Good Natured: What Humans Can Learn From Endangered Blanding’s Turtles
- This “Good Natured” article is written by Pam Otto, the manager of nature programs and interpretive services at the Hickory Knolls Discovery Center, a facility of the St. Charles Park District. She can be reached at 630-513-4346 or email@example.com.
People laugh when I say this, but you really can tell when a reptile is content.
Its body posture, for example, is relaxed but not limp. Eyes are alert but not panicked. Limbs, if there are any, are arranged comfortably rather than clenched. And movements (again, if there are any — healthy reptiles might stay in one place for hours) are unhurried, and may include casual sniffs or tastes of objects or air.
In fact, the March 2013 volume of “In Practice,” a publication of the British Veterinary Association, contains a fascinating article titled, “Assessing reptile welfare using behavioural criteria” that describes reptile behaviors that are associated with either stress or comfort. It’s an interesting read, and even includes a couple of handy charts — a sort of field guide for captive reptile behaviors.
But if British medical journals aren’t your thing, or if you’d rather watch reptiles rather than read about them, I’ve got just the thing for you: the newly renovated turtle pond at Hickory Knolls.
Regular visitors to the Knolls know that for the last seven years we’ve had a love-hate relationship with our indoor turtle pond. We’ve loved the unique design and the fact that it houses several Emydoidea blandingii, or Blanding’s turtles, an Illinois endangered species.
What we haven’t loved are the repeated maintenance issues we’ve faced since the Blanding’s first moved into the pond. Lighting failed. Rocks shifted and trapped turtles underwater. Limestone leached minerals into the water and drove pH values sky high, which necessitated constant conditioning and monitoring.
But probably the peskiest problem has been the leaks. Even though the pond’s liner was thick and tough, the action of turtles repeatedly sliding over the edges eventually abraded the material, and we wound up with water on the floor. Then the waterfall went wonky.
I won’t bore you with the details of our various stop-gap fixes, which included a bright blue, 300-gallon stock tank and several cans of As Seen on TV Flex Seal. But I will tell you that things reached an absolute low one day last August.
The filter’s intake pipe had again clogged, water movement had ceased, and a fine layer of scum coated the water’s surface. Some of the turtles responded by retreating to the bottom of the pond and clamming up, while others climbed out and buried themselves in mulch.
What was a very bad day for the pond, however, turned out to be a very good day for Hickory Knolls. For that was the day that Greg Wittstock, founder of Aquascape Inc. in St. Charles, visited and spoke these historic words: “I can help you.”
What Greg told us was that our case was not unique and that Aquascape has remedied all sorts of pond ailments. Aided by the park district’s crack facilities crew, a team of expert plumbers and electricians, a plan for a new Blanding’s habitat developed.

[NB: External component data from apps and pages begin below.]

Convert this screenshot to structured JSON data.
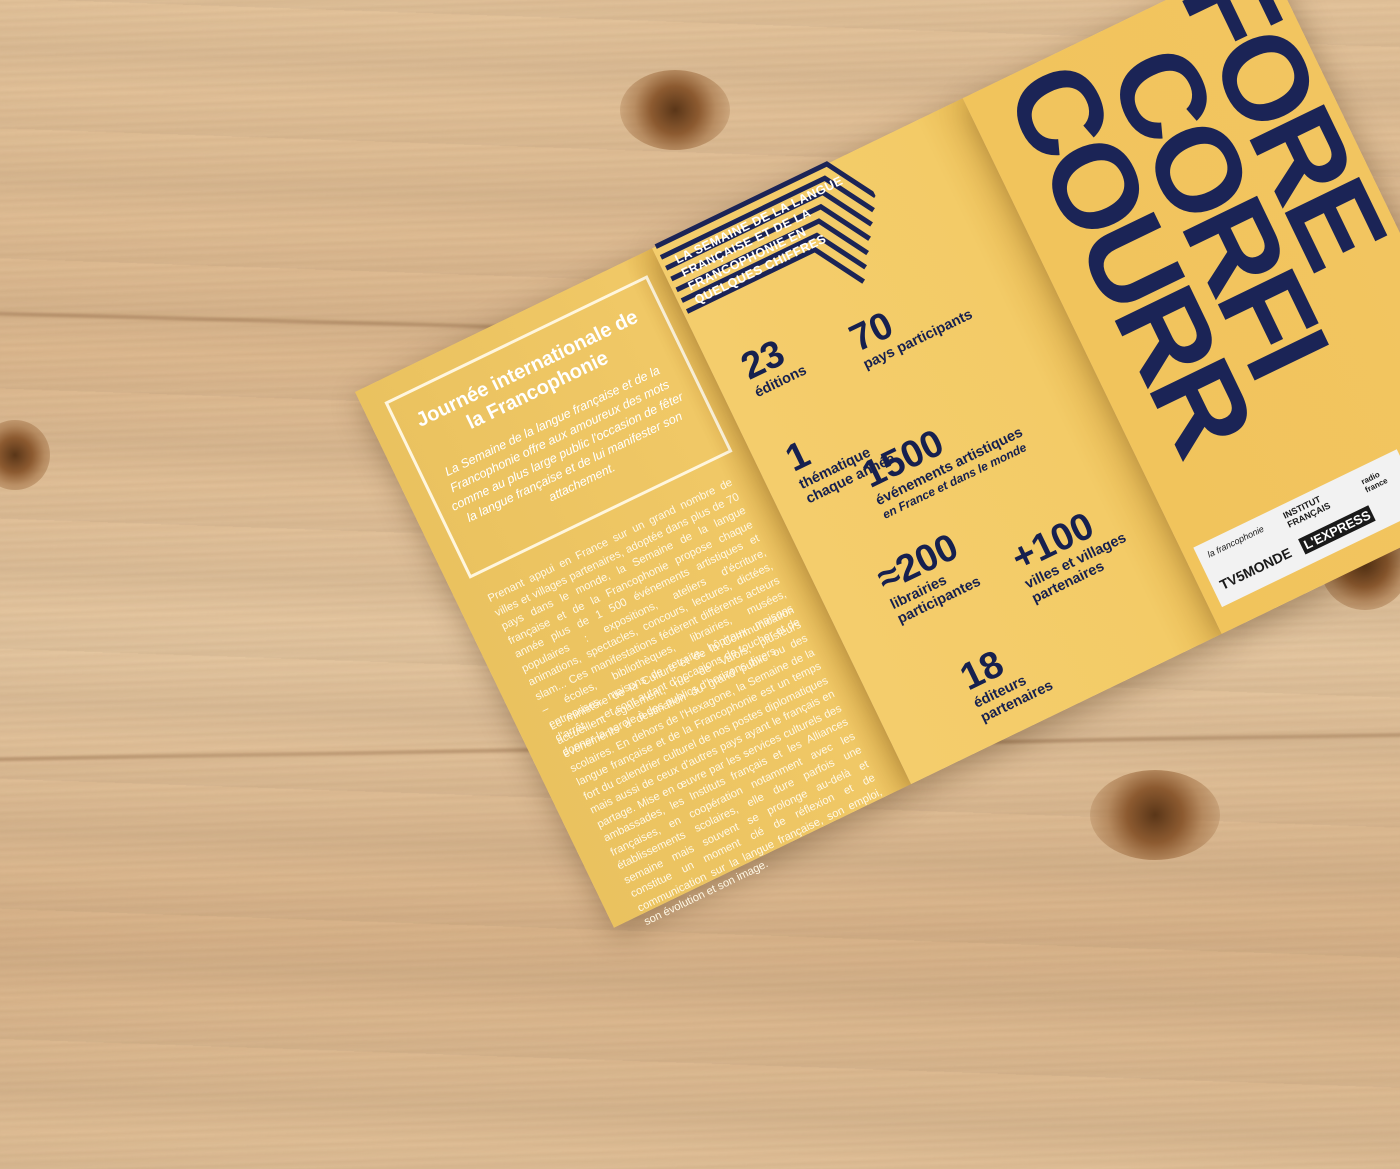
{
  "left_panel": {
    "title": "Journée internationale de la Francophonie",
    "intro": "La Semaine de la langue française et de la Francophonie offre aux amoureux des mots comme au plus large public l'occasion de fêter la langue française et de lui manifester son attachement.",
    "paragraph_1": "Prenant appui en France sur un grand nombre de villes et villages partenaires, adoptée dans plus de 70 pays dans le monde, la Semaine de la langue française et de la Francophonie propose chaque année plus de 1 500 événements artistiques et populaires : expositions, ateliers d'écriture, animations, spectacles, concours, lectures, dictées, slam... Ces manifestations fédèrent différents acteurs – écoles, bibliothèques, librairies, musées, entreprises, maisons de retraite, hôpitaux, maisons d'arrêt... – et sont autant d'occasions de toucher et de donner la parole à des publics d'horizons divers.",
    "paragraph_2": "Le ministère de la Culture et de la Communication accueillent également, rue de Valois, plusieurs événements à destination du grand public ou des scolaires. En dehors de l'Hexagone, la Semaine de la langue française et de la Francophonie est un temps fort du calendrier culturel de nos postes diplomatiques mais aussi de ceux d'autres pays ayant le français en partage. Mise en œuvre par les services culturels des ambassades, les Instituts français et les Alliances françaises, en coopération notamment avec les établissements scolaires, elle dure parfois une semaine mais souvent se prolonge au-delà et constitue un moment clé de réflexion et de communication sur la langue française, son emploi, son évolution et son image."
  },
  "middle_panel": {
    "heading": "LA SEMAINE DE LA LANGUE FRANÇAISE ET DE LA FRANCOPHONIE EN QUELQUES CHIFFRES",
    "stats": [
      {
        "number": "23",
        "label": "éditions"
      },
      {
        "number": "70",
        "label": "pays participants"
      },
      {
        "number": "1",
        "label": "thématique chaque année"
      },
      {
        "number": "1500",
        "label": "événements artistiques",
        "sub": "en France et dans le monde"
      },
      {
        "number": "≈200",
        "label": "librairies participantes"
      },
      {
        "number": "+100",
        "label": "villes et villages partenaires"
      },
      {
        "number": "18",
        "label": "éditeurs partenaires"
      }
    ]
  },
  "right_panel": {
    "big_text": [
      "COURR",
      "CORFI",
      "FORE"
    ],
    "logos": [
      "la francophonie",
      "INSTITUT FRANÇAIS",
      "TV5MONDE",
      "L'EXPRESS",
      "radio france"
    ]
  },
  "colors": {
    "paper": "#f0c460",
    "navy": "#16204f",
    "wood": "#dfbe96",
    "white_text": "#ffffff"
  }
}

An added bonus was the fact that Greg, whose nickname is The Pond Guy, also is a Turtle Guy. As a kid, his hobby of turtlekeeping led to lots of experimentation with pond setups as he strove to create the best possible conditions for his reptile friends. (If you ever visited Aqualand, Aquascape’s headquarters, one of the first things you’ll notice are all the turtles — contented, dare I say happy, turtles — swimming in the ponds.)
Flash forward to today. The new pond has been up and running for a few weeks and all indications are that the rebuild was a resounding success. From a visitor’s perspective, the pond is pretty. From a facility manager’s perspective, all the mechanicals work and the floor is dry.
And from the turtles’ perspective, gauged by the checklist in the “In Practice” article, life is good. They feed, they bask, they paddle about the pond and explore its various rock and wood features. Best of all, they exhibit what the article’s authors call physical quiescence: “unremarkable relaxed activity, e.g., free from apprehension and fear activities.”
All turtle lives are important, but the Blanding’s turtles at Hickory Knolls carry the added significance of being part of a regional effort to aid the recovery of wild Blanding’s populations. They function as education animals, showing people what the Blanding’s turtle looks like. Signs adjacent to the pond explain why Blanding’s are endangered and what folks can do to help.
It’s still a little chilly to head outside and observe turtles displaying healthy behaviors in the wild. That day will be here soon enough. In the meantime, if you have a hankering to see some contented turtles, head on over to Hickory Knolls. As you watch them go about their daily routines in a relaxed and unhurried way, you’ll find yourself relaxing, too.
Who knows? You might even find yourself in a state of physical quiescence.